**Task details:** Please set down every entry again exactly as it stands, without the pictures.

**Dataset rows for apps and sites:**
= = = =

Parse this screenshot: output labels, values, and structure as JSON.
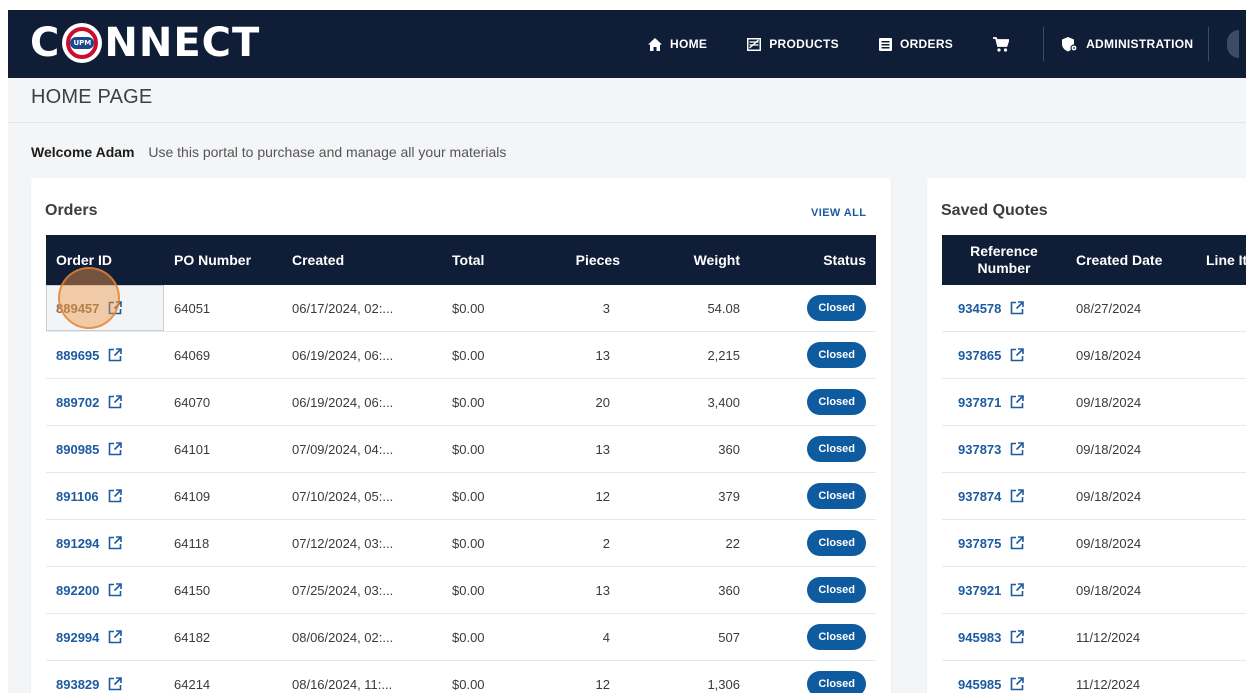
{
  "app": {
    "logo_text_left": "C",
    "logo_badge": "UPM",
    "logo_text_right": "NNECT"
  },
  "nav": {
    "home": "HOME",
    "products": "PRODUCTS",
    "orders": "ORDERS",
    "administration": "ADMINISTRATION"
  },
  "page": {
    "title": "HOME PAGE",
    "welcome_name": "Welcome Adam",
    "welcome_message": "Use this portal to purchase and manage all your materials"
  },
  "orders": {
    "title": "Orders",
    "view_all": "VIEW ALL",
    "columns": [
      "Order ID",
      "PO Number",
      "Created",
      "Total",
      "Pieces",
      "Weight",
      "Status"
    ],
    "rows": [
      {
        "id": "889457",
        "po": "64051",
        "created": "06/17/2024, 02:...",
        "total": "$0.00",
        "pieces": "3",
        "weight": "54.08",
        "status": "Closed"
      },
      {
        "id": "889695",
        "po": "64069",
        "created": "06/19/2024, 06:...",
        "total": "$0.00",
        "pieces": "13",
        "weight": "2,215",
        "status": "Closed"
      },
      {
        "id": "889702",
        "po": "64070",
        "created": "06/19/2024, 06:...",
        "total": "$0.00",
        "pieces": "20",
        "weight": "3,400",
        "status": "Closed"
      },
      {
        "id": "890985",
        "po": "64101",
        "created": "07/09/2024, 04:...",
        "total": "$0.00",
        "pieces": "13",
        "weight": "360",
        "status": "Closed"
      },
      {
        "id": "891106",
        "po": "64109",
        "created": "07/10/2024, 05:...",
        "total": "$0.00",
        "pieces": "12",
        "weight": "379",
        "status": "Closed"
      },
      {
        "id": "891294",
        "po": "64118",
        "created": "07/12/2024, 03:...",
        "total": "$0.00",
        "pieces": "2",
        "weight": "22",
        "status": "Closed"
      },
      {
        "id": "892200",
        "po": "64150",
        "created": "07/25/2024, 03:...",
        "total": "$0.00",
        "pieces": "13",
        "weight": "360",
        "status": "Closed"
      },
      {
        "id": "892994",
        "po": "64182",
        "created": "08/06/2024, 02:...",
        "total": "$0.00",
        "pieces": "4",
        "weight": "507",
        "status": "Closed"
      },
      {
        "id": "893829",
        "po": "64214",
        "created": "08/16/2024, 11:...",
        "total": "$0.00",
        "pieces": "12",
        "weight": "1,306",
        "status": "Closed"
      }
    ]
  },
  "quotes": {
    "title": "Saved Quotes",
    "columns": [
      "Reference Number",
      "Created Date",
      "Line It"
    ],
    "rows": [
      {
        "ref": "934578",
        "date": "08/27/2024"
      },
      {
        "ref": "937865",
        "date": "09/18/2024"
      },
      {
        "ref": "937871",
        "date": "09/18/2024"
      },
      {
        "ref": "937873",
        "date": "09/18/2024"
      },
      {
        "ref": "937874",
        "date": "09/18/2024"
      },
      {
        "ref": "937875",
        "date": "09/18/2024"
      },
      {
        "ref": "937921",
        "date": "09/18/2024"
      },
      {
        "ref": "945983",
        "date": "11/12/2024"
      },
      {
        "ref": "945985",
        "date": "11/12/2024"
      }
    ]
  },
  "colors": {
    "navy": "#0f1d37",
    "link_blue": "#1e5aa0",
    "badge_blue": "#0f5ba0",
    "accent_red": "#c8102e"
  }
}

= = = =

**Answer space:**
Parse this screenshot: output labels, values, and structure as JSON.
{
  "app": {
    "logo_text_left": "C",
    "logo_badge": "UPM",
    "logo_text_right": "NNECT"
  },
  "nav": {
    "home": "HOME",
    "products": "PRODUCTS",
    "orders": "ORDERS",
    "administration": "ADMINISTRATION"
  },
  "page": {
    "title": "HOME PAGE",
    "welcome_name": "Welcome Adam",
    "welcome_message": "Use this portal to purchase and manage all your materials"
  },
  "orders": {
    "title": "Orders",
    "view_all": "VIEW ALL",
    "columns": [
      "Order ID",
      "PO Number",
      "Created",
      "Total",
      "Pieces",
      "Weight",
      "Status"
    ],
    "rows": [
      {
        "id": "889457",
        "po": "64051",
        "created": "06/17/2024, 02:...",
        "total": "$0.00",
        "pieces": "3",
        "weight": "54.08",
        "status": "Closed"
      },
      {
        "id": "889695",
        "po": "64069",
        "created": "06/19/2024, 06:...",
        "total": "$0.00",
        "pieces": "13",
        "weight": "2,215",
        "status": "Closed"
      },
      {
        "id": "889702",
        "po": "64070",
        "created": "06/19/2024, 06:...",
        "total": "$0.00",
        "pieces": "20",
        "weight": "3,400",
        "status": "Closed"
      },
      {
        "id": "890985",
        "po": "64101",
        "created": "07/09/2024, 04:...",
        "total": "$0.00",
        "pieces": "13",
        "weight": "360",
        "status": "Closed"
      },
      {
        "id": "891106",
        "po": "64109",
        "created": "07/10/2024, 05:...",
        "total": "$0.00",
        "pieces": "12",
        "weight": "379",
        "status": "Closed"
      },
      {
        "id": "891294",
        "po": "64118",
        "created": "07/12/2024, 03:...",
        "total": "$0.00",
        "pieces": "2",
        "weight": "22",
        "status": "Closed"
      },
      {
        "id": "892200",
        "po": "64150",
        "created": "07/25/2024, 03:...",
        "total": "$0.00",
        "pieces": "13",
        "weight": "360",
        "status": "Closed"
      },
      {
        "id": "892994",
        "po": "64182",
        "created": "08/06/2024, 02:...",
        "total": "$0.00",
        "pieces": "4",
        "weight": "507",
        "status": "Closed"
      },
      {
        "id": "893829",
        "po": "64214",
        "created": "08/16/2024, 11:...",
        "total": "$0.00",
        "pieces": "12",
        "weight": "1,306",
        "status": "Closed"
      }
    ]
  },
  "quotes": {
    "title": "Saved Quotes",
    "columns": [
      "Reference Number",
      "Created Date",
      "Line It"
    ],
    "rows": [
      {
        "ref": "934578",
        "date": "08/27/2024"
      },
      {
        "ref": "937865",
        "date": "09/18/2024"
      },
      {
        "ref": "937871",
        "date": "09/18/2024"
      },
      {
        "ref": "937873",
        "date": "09/18/2024"
      },
      {
        "ref": "937874",
        "date": "09/18/2024"
      },
      {
        "ref": "937875",
        "date": "09/18/2024"
      },
      {
        "ref": "937921",
        "date": "09/18/2024"
      },
      {
        "ref": "945983",
        "date": "11/12/2024"
      },
      {
        "ref": "945985",
        "date": "11/12/2024"
      }
    ]
  },
  "colors": {
    "navy": "#0f1d37",
    "link_blue": "#1e5aa0",
    "badge_blue": "#0f5ba0",
    "accent_red": "#c8102e"
  }
}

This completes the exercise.